All of which suggests that Trump isn’t the engine, he’s the hood ornament for a certain movement that now feels liberated from traditional rules of decent behavior. Trump allows us to indulge our id and feel righteous while doing it. We grew up believing that decent behavior made you a decent person — but then we realized that breaking the rules not only makes victory easier, it’s more fun than having to struggle with the moral qualms of using moral means to achieve moral ends. So we’ve constructed a backwards logic to absolve ourselves of moral responsibility. The first premise: The other side, which wants bad things, cheats and lies and acts in egregious ways.
The second premise: It requires cheating to defeat them.
The third premise: If they are not defeated, the country will be destroyed.
Conclusion: It is morally required to cheat and lie and act in egregious ways.
Now, the first premise may indeed be true. But the second two are arguable at the very least. Without cheating and lying and acting in Trumpian fashion, Republicans in 2016 won massively at the state level, including governorships, and retained control of the Senate and House. And Democrats, for all their horrible perspectives, are not ISIS or Nazis. That means that the means we use matter.

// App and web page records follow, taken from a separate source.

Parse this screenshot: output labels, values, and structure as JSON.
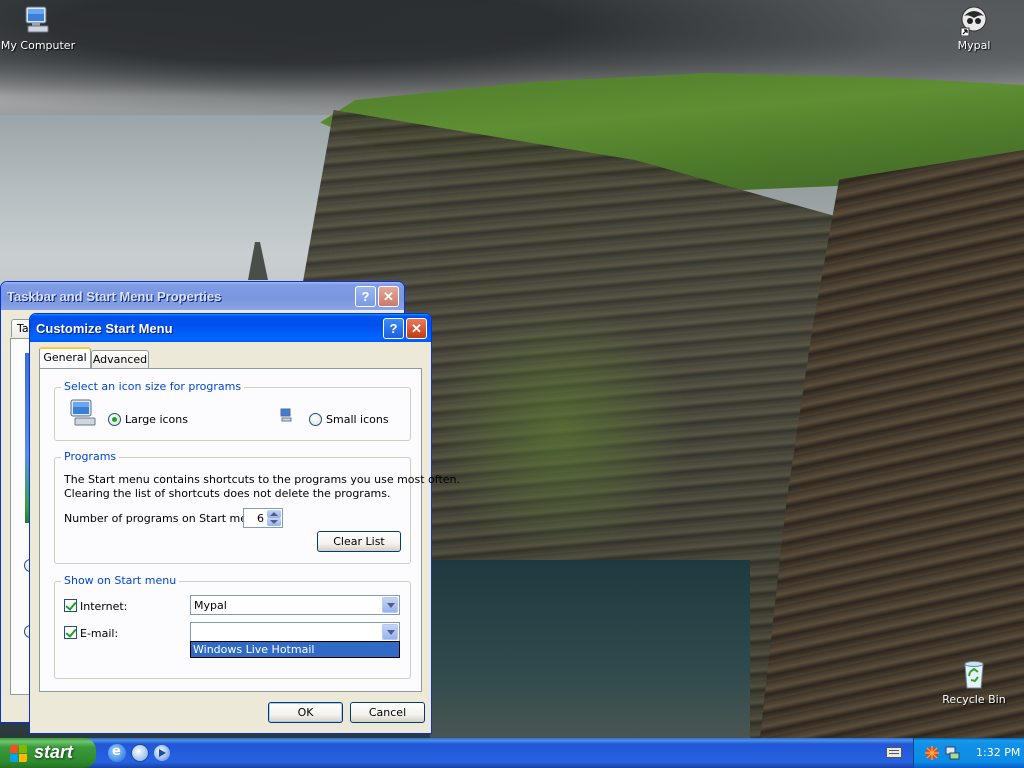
{
  "desktop": {
    "icons": {
      "my_computer": "My Computer",
      "mypal": "Mypal",
      "recycle_bin": "Recycle Bin"
    }
  },
  "taskbar_properties": {
    "title": "Taskbar and Start Menu Properties",
    "tab_fragment": "Ta"
  },
  "customize": {
    "title": "Customize Start Menu",
    "tabs": [
      "General",
      "Advanced"
    ],
    "icon_size": {
      "legend": "Select an icon size for programs",
      "large": "Large icons",
      "small": "Small icons",
      "selected": "large"
    },
    "programs": {
      "legend": "Programs",
      "description_line1": "The Start menu contains shortcuts to the programs you use most often.",
      "description_line2": "Clearing the list of shortcuts does not delete the programs.",
      "count_label": "Number of programs on Start menu:",
      "count_value": "6",
      "clear_button": "Clear List"
    },
    "show_on_start": {
      "legend": "Show on Start menu",
      "internet_label": "Internet:",
      "internet_checked": true,
      "internet_value": "Mypal",
      "email_label": "E-mail:",
      "email_checked": true,
      "email_value": "",
      "email_dropdown_option": "Windows Live Hotmail"
    },
    "ok_button": "OK",
    "cancel_button": "Cancel"
  },
  "taskbar": {
    "start_label": "start",
    "clock": "1:32 PM"
  },
  "colors": {
    "xp_blue": "#0054e3",
    "start_green": "#3a9a3a",
    "selection": "#316ac5"
  }
}
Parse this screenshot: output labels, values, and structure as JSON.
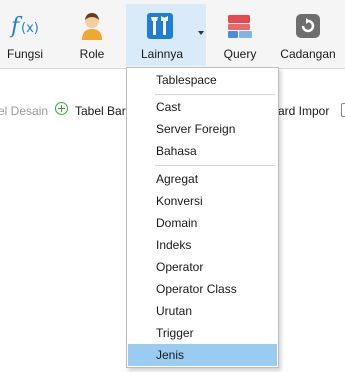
{
  "toolbar": {
    "items": [
      {
        "label": "Fungsi",
        "icon": "function-icon"
      },
      {
        "label": "Role",
        "icon": "user-role-icon"
      },
      {
        "label": "Lainnya",
        "icon": "tools-icon",
        "active": true
      },
      {
        "label": "Query",
        "icon": "query-icon"
      },
      {
        "label": "Cadangan",
        "icon": "backup-icon"
      }
    ]
  },
  "subbar": {
    "design_label": "el Desain",
    "new_table_label": "Tabel Baru",
    "import_label": "zard Impor"
  },
  "menu": {
    "items": [
      {
        "label": "Tablespace"
      },
      {
        "label": "Cast"
      },
      {
        "label": "Server Foreign"
      },
      {
        "label": "Bahasa"
      },
      {
        "label": "Agregat"
      },
      {
        "label": "Konversi"
      },
      {
        "label": "Domain"
      },
      {
        "label": "Indeks"
      },
      {
        "label": "Operator"
      },
      {
        "label": "Operator Class"
      },
      {
        "label": "Urutan"
      },
      {
        "label": "Trigger"
      },
      {
        "label": "Jenis",
        "selected": true
      }
    ]
  },
  "colors": {
    "active_tool_bg": "#d9eaf8",
    "selected_item_bg": "#99ccf0",
    "accent_blue": "#1e7fd8",
    "add_green": "#3aa83a"
  }
}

But we don’t want them to matter.
And so we castigate as “weak-kneed” anyone who says that colluding with Russia to defeat Hillary Clinton is wrong. We suggest they just don’t get it. They must have wanted Hillary! They must be idiots or rubes. We must fight anyone who opposes Russian collusion, because that would undercut our fun.
A year ago, many conservatives said that ends justified means — and that the end was the implementation of conservative policies. Some conservatives still feel this way. But now that Trump isn’t actually implementing conservative policies, the truth is coming out: For most conservatives, the ends don’t just justify the means, the means are the ends. All that matters is the punching, even if the punching is both counterproductive and immoral.